After our time at the Spiral Jetty on Utah’s Great Salt Lake we moved on to Wendover. It is a city “on the edge” crossing the Utah Nevada border (and also at the edge of all civilization?!). We stayed in the yard of the Center for Land Use Interpretation. We had our first showers of the trip, and we had our first indoor space in which to check emails and work out of the sun in the large workshop.
Sunrise shadows in Wendover
Sunrise shadows in Wendover
Coffee table (rusty barrel)
Elise’s makeshift desk in the workshop
Leaps in the realm of hygiene
glorious trickle of water = best and only shower on the trip
It was a steep climb
view from tent

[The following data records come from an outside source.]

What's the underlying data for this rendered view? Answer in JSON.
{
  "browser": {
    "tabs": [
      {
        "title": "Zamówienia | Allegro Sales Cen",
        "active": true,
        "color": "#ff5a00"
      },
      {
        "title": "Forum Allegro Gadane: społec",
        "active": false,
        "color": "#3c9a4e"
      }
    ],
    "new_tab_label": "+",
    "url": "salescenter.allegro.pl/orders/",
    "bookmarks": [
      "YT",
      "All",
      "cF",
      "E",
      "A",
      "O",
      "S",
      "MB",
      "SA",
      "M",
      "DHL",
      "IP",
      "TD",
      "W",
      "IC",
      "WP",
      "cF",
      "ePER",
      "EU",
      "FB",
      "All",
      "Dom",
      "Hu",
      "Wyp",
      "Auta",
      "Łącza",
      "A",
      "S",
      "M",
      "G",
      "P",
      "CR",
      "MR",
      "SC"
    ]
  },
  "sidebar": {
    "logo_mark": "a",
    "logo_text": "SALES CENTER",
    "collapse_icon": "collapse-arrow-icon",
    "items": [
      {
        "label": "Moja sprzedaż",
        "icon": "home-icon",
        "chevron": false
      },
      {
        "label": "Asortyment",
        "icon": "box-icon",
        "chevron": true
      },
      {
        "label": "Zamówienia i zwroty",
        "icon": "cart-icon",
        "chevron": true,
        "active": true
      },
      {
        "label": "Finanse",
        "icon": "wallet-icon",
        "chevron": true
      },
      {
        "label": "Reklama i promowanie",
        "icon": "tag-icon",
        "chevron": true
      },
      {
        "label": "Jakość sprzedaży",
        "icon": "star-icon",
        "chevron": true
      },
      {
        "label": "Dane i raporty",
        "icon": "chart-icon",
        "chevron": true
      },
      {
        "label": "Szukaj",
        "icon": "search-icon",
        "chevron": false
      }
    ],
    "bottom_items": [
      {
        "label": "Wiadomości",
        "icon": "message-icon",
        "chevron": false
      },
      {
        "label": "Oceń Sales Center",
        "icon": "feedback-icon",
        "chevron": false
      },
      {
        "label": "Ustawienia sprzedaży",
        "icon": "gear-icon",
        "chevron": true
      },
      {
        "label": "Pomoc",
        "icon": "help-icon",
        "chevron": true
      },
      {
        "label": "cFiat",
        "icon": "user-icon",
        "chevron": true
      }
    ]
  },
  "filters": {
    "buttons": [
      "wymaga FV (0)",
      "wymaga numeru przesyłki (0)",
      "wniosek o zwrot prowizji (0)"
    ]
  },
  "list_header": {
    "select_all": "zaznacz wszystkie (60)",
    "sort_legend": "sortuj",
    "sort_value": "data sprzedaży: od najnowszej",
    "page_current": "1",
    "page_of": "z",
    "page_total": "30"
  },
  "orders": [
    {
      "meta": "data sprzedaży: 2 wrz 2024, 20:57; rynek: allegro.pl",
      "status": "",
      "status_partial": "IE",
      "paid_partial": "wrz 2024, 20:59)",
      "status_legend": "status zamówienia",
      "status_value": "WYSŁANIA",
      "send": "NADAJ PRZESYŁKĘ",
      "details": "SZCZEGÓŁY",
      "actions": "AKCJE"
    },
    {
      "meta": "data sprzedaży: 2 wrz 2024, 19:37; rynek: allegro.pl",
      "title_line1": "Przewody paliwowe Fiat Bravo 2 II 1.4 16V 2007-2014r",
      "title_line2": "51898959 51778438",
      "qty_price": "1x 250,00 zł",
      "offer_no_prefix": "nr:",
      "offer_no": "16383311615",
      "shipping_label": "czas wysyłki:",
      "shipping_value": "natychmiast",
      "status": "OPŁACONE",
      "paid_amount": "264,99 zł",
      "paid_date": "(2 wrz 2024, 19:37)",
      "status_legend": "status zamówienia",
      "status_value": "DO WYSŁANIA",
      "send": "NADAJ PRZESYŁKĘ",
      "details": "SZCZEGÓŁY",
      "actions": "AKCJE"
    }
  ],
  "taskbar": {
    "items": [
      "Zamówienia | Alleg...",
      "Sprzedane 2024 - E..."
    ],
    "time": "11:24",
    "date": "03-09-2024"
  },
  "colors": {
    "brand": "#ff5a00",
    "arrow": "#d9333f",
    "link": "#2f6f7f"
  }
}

Our visits to the salt flats were amazing. There was an evening dance-party while last year’s participant Kelly projected paintings onto the white moon-lit salty ground. I ran around in circles like a spaz, made some drawings by the light of the moon and generally had a blast. These pictures are from our visit to the flats during the day:
This ongoing body of work, “Portraits of Portales” created entirely in sketchbooks and en-plein-air (outdoors) since early 2014 is finally coming together online. Visit my website dodington.us to see some of the sketches as this series builds. As I’ve mentioned before, the final goal is to publish them in a book. Or publish anything like them in a book. Hire me now.
If you recall, last week I decided to re-work a painting I made earlier this year. I tried to document the change so I could show you on the blog… but half-way through I became too immersed to take photographs. Oops. Hopefully you can still see how the old painting acted as a foundation for the new one:
I’ve been testing a theory that if you don’t like a painting you’re creating, simply add a dog to the image. Now, I’ve only tried it out a few times but so far I’ve been quite happy with the results.
I’m not done working on this painting but thought I’d show you the pooch I painted in today. I was out on the town this Spring making my watercolor portraits of Portales when this guy scampered by, shaggy fur blowing in the breezes, sunlight catching his chinny chin chin. I snapped a photo for future use and am so glad I did. It made me deliriously happy to paint him.
Just ignore the chaos currently surrounding him… it will all be worked out soon 😉
There is something very satisfying about painting snow, blankets and a stormy sky when it’s actually hot, dry, painfully sunny and… hot outside. Don’t get me wrong, I love the heat… but I love wherever my imagination takes me more.
Here is the latest Quilted Landscape painting featuring a dear friend’s polydactyl cat: